■ DIRECTIONS FOR THIS TASK: Down to the last line, output the records below exactly.

■ DATA FOR THIS TASK:
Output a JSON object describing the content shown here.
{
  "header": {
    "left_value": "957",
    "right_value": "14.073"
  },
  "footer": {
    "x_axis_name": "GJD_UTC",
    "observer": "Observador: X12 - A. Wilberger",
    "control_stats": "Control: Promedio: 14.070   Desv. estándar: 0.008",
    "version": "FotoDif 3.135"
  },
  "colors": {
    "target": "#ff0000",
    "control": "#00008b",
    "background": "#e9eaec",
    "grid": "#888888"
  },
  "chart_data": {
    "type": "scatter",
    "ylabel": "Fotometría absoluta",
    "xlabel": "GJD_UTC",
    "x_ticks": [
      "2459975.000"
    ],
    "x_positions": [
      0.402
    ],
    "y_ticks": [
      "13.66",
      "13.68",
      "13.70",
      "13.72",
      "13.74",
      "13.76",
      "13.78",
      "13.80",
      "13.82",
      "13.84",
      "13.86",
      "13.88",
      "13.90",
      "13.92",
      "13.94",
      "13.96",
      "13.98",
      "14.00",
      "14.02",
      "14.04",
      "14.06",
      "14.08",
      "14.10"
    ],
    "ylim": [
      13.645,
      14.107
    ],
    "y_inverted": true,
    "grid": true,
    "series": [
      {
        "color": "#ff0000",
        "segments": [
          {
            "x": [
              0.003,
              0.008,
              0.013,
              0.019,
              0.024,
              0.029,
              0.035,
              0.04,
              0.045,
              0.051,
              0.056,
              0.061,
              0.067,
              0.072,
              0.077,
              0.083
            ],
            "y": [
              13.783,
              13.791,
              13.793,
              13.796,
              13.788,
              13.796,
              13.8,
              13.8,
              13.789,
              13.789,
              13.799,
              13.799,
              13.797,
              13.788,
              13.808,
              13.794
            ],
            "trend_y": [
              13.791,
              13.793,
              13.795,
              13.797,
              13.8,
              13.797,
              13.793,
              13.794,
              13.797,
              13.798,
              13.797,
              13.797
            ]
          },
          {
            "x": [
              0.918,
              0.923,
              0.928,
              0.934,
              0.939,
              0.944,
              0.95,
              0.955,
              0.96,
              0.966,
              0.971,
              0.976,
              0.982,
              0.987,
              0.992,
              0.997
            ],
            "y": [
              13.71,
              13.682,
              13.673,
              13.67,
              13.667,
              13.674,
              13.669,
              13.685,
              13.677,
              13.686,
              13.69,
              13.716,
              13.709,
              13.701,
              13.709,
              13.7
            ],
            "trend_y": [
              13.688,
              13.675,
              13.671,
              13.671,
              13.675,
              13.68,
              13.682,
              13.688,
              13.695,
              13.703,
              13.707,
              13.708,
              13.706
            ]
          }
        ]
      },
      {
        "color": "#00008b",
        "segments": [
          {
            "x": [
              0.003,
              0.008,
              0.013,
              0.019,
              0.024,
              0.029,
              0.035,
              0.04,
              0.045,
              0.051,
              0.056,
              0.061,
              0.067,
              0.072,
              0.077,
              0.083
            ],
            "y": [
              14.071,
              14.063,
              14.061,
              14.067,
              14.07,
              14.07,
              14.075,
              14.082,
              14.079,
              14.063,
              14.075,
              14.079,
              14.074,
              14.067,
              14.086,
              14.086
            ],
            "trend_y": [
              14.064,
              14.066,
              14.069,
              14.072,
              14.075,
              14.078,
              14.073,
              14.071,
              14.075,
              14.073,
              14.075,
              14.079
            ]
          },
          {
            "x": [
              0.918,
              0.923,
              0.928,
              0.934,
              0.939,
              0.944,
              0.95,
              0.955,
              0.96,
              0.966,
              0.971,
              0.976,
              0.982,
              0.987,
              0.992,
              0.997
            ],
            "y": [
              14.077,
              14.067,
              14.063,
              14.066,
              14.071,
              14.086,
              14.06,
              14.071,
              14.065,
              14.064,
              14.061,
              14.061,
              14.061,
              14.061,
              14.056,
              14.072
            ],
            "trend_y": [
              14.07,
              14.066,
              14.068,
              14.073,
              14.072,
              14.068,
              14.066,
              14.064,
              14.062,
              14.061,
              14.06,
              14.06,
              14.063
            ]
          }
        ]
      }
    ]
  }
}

■ REPLY:
Output a JSON object describing the content shown here.
{
  "header": {
    "left_value": "957",
    "right_value": "14.073"
  },
  "footer": {
    "x_axis_name": "GJD_UTC",
    "observer": "Observador: X12 - A. Wilberger",
    "control_stats": "Control: Promedio: 14.070   Desv. estándar: 0.008",
    "version": "FotoDif 3.135"
  },
  "colors": {
    "target": "#ff0000",
    "control": "#00008b",
    "background": "#e9eaec",
    "grid": "#888888"
  },
  "chart_data": {
    "type": "scatter",
    "ylabel": "Fotometría absoluta",
    "xlabel": "GJD_UTC",
    "x_ticks": [
      "2459975.000"
    ],
    "x_positions": [
      0.402
    ],
    "y_ticks": [
      "13.66",
      "13.68",
      "13.70",
      "13.72",
      "13.74",
      "13.76",
      "13.78",
      "13.80",
      "13.82",
      "13.84",
      "13.86",
      "13.88",
      "13.90",
      "13.92",
      "13.94",
      "13.96",
      "13.98",
      "14.00",
      "14.02",
      "14.04",
      "14.06",
      "14.08",
      "14.10"
    ],
    "ylim": [
      13.645,
      14.107
    ],
    "y_inverted": true,
    "grid": true,
    "series": [
      {
        "color": "#ff0000",
        "segments": [
          {
            "x": [
              0.003,
              0.008,
              0.013,
              0.019,
              0.024,
              0.029,
              0.035,
              0.04,
              0.045,
              0.051,
              0.056,
              0.061,
              0.067,
              0.072,
              0.077,
              0.083
            ],
            "y": [
              13.783,
              13.791,
              13.793,
              13.796,
              13.788,
              13.796,
              13.8,
              13.8,
              13.789,
              13.789,
              13.799,
              13.799,
              13.797,
              13.788,
              13.808,
              13.794
            ],
            "trend_y": [
              13.791,
              13.793,
              13.795,
              13.797,
              13.8,
              13.797,
              13.793,
              13.794,
              13.797,
              13.798,
              13.797,
              13.797
            ]
          },
          {
            "x": [
              0.918,
              0.923,
              0.928,
              0.934,
              0.939,
              0.944,
              0.95,
              0.955,
              0.96,
              0.966,
              0.971,
              0.976,
              0.982,
              0.987,
              0.992,
              0.997
            ],
            "y": [
              13.71,
              13.682,
              13.673,
              13.67,
              13.667,
              13.674,
              13.669,
              13.685,
              13.677,
              13.686,
              13.69,
              13.716,
              13.709,
              13.701,
              13.709,
              13.7
            ],
            "trend_y": [
              13.688,
              13.675,
              13.671,
              13.671,
              13.675,
              13.68,
              13.682,
              13.688,
              13.695,
              13.703,
              13.707,
              13.708,
              13.706
            ]
          }
        ]
      },
      {
        "color": "#00008b",
        "segments": [
          {
            "x": [
              0.003,
              0.008,
              0.013,
              0.019,
              0.024,
              0.029,
              0.035,
              0.04,
              0.045,
              0.051,
              0.056,
              0.061,
              0.067,
              0.072,
              0.077,
              0.083
            ],
            "y": [
              14.071,
              14.063,
              14.061,
              14.067,
              14.07,
              14.07,
              14.075,
              14.082,
              14.079,
              14.063,
              14.075,
              14.079,
              14.074,
              14.067,
              14.086,
              14.086
            ],
            "trend_y": [
              14.064,
              14.066,
              14.069,
              14.072,
              14.075,
              14.078,
              14.073,
              14.071,
              14.075,
              14.073,
              14.075,
              14.079
            ]
          },
          {
            "x": [
              0.918,
              0.923,
              0.928,
              0.934,
              0.939,
              0.944,
              0.95,
              0.955,
              0.96,
              0.966,
              0.971,
              0.976,
              0.982,
              0.987,
              0.992,
              0.997
            ],
            "y": [
              14.077,
              14.067,
              14.063,
              14.066,
              14.071,
              14.086,
              14.06,
              14.071,
              14.065,
              14.064,
              14.061,
              14.061,
              14.061,
              14.061,
              14.056,
              14.072
            ],
            "trend_y": [
              14.07,
              14.066,
              14.068,
              14.073,
              14.072,
              14.068,
              14.066,
              14.064,
              14.062,
              14.061,
              14.06,
              14.06,
              14.063
            ]
          }
        ]
      }
    ]
  }
}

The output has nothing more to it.